Diurnal changes in endogenous abscisic acid (ABA) in the leaves, together with stomatal conductance and water relations, were studied in grape vines (Vitis vinifera L. cvs Riesling and Silvaner) growing in the field in Adelaide, South Australia.
There was an increase in ABA content of the leaves which commenced in the morning and reached a peak of approximately twice the pre-dawn level at midday. Wilted excised leaves from the same vines accumulated ABA at a higher rate. The increase in attached leaves was sometimes unrelated to low leaf turgor. Import via the xylem may account for this increase during the early part of the day. Leaf conductance in Riesling was high in the early morning but fell as leaf ABA rose, and it is suggested that midday stomatal closure was due to ABA accumulation. Stomatal behaviour later in the day was more readily accounted for by environmental variables such as temperature and atmospheric vapour pressure deficit than by changes in ABA.

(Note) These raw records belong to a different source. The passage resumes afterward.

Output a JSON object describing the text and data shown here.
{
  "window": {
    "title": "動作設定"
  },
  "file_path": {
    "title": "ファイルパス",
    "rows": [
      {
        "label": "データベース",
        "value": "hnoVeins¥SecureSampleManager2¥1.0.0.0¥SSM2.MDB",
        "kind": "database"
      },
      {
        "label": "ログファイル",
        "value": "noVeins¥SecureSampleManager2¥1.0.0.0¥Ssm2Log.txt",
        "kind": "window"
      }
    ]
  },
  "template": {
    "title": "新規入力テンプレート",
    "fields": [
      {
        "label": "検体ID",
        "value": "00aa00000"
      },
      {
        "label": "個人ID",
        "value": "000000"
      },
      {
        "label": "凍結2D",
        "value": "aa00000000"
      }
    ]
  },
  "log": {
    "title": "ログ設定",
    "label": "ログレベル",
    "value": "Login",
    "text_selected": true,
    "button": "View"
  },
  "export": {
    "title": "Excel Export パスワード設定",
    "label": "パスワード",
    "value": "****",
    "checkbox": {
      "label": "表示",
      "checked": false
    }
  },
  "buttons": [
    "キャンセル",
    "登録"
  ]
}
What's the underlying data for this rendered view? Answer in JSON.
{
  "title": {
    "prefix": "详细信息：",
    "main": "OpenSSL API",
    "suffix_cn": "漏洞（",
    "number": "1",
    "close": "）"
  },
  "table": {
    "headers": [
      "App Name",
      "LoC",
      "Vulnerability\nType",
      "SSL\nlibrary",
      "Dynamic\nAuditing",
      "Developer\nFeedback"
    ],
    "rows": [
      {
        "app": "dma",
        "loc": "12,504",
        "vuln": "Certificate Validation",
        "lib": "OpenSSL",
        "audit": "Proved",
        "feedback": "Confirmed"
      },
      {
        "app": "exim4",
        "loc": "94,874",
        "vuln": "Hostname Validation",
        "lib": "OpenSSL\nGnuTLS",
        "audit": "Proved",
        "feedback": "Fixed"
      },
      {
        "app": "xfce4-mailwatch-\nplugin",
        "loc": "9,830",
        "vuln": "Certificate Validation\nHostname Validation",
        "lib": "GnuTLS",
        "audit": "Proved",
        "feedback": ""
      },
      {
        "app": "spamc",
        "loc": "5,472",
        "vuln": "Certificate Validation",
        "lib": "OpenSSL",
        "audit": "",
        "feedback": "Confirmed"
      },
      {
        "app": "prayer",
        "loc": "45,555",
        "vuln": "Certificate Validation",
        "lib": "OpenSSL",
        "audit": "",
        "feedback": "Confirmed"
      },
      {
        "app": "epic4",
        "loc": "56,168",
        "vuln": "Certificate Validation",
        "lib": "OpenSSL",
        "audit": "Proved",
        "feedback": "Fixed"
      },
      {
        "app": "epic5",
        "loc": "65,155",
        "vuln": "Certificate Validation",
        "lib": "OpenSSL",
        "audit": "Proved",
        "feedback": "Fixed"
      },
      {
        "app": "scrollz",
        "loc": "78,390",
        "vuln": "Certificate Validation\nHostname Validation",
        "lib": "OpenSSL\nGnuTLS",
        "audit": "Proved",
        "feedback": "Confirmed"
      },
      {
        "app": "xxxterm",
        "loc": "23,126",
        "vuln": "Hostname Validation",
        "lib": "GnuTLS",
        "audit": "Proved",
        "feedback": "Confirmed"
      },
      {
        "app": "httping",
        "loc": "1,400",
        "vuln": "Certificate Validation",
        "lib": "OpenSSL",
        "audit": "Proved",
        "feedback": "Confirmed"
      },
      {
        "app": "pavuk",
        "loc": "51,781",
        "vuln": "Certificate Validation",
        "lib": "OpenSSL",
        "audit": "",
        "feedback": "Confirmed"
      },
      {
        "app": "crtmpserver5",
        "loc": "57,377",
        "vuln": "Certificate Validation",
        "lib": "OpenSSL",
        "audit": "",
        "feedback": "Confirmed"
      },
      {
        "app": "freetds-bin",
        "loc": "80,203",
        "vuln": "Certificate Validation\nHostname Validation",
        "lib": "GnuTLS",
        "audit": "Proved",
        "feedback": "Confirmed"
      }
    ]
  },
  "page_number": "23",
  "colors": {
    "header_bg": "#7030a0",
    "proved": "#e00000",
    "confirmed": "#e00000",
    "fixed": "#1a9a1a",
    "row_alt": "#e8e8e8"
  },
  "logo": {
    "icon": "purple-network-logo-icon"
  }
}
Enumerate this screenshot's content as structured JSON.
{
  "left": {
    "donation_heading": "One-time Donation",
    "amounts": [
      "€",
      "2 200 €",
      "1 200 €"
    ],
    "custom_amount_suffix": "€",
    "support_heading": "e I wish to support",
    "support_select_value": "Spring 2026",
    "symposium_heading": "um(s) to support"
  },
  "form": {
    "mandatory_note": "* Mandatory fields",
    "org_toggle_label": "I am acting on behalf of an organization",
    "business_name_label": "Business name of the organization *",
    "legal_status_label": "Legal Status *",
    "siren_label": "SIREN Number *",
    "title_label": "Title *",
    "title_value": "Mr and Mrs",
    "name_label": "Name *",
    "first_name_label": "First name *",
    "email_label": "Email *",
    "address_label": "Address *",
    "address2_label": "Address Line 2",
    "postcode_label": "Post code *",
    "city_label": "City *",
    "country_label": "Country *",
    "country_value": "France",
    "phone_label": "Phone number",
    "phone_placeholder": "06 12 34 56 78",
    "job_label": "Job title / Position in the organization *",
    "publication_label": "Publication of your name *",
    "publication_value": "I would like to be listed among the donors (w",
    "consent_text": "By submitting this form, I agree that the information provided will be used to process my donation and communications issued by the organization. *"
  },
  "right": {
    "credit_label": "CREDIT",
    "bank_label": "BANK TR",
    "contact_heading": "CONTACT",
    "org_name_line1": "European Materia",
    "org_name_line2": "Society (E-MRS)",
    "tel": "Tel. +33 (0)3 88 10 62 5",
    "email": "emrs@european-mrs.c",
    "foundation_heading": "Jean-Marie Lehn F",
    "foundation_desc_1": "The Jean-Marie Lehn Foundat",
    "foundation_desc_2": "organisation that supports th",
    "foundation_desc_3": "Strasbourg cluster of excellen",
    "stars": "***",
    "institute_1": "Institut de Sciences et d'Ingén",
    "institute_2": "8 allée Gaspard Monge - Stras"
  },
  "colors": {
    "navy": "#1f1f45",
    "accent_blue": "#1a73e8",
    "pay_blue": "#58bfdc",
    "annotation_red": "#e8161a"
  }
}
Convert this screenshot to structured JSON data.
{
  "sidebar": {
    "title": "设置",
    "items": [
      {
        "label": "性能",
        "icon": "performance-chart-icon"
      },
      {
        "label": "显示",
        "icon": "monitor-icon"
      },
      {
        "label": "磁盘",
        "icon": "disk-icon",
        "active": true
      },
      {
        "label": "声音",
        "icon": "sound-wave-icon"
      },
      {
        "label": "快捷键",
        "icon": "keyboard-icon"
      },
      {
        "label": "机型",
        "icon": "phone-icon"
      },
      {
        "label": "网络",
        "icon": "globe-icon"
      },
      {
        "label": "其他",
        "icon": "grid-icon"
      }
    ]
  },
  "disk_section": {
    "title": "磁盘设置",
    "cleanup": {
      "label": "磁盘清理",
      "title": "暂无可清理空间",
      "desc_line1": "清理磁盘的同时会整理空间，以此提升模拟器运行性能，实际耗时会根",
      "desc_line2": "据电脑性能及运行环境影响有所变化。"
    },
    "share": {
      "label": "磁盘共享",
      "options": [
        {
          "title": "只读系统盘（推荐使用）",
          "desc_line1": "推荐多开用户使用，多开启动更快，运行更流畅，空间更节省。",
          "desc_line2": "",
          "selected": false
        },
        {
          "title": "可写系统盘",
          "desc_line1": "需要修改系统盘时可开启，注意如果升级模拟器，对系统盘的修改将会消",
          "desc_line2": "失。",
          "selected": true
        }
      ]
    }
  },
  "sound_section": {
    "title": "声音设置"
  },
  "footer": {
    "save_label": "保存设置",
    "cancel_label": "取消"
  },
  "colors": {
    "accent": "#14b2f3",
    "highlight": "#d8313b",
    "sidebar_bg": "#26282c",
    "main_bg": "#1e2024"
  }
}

Abscisic acid did not consistently accumulate in attached leaves in response to zero turgor, even if this condition was maintained for the greater part of the day. It is suggested that loading into the phloem and transport out of the leaf may be important in controlling stress-induced accumulation of ABA.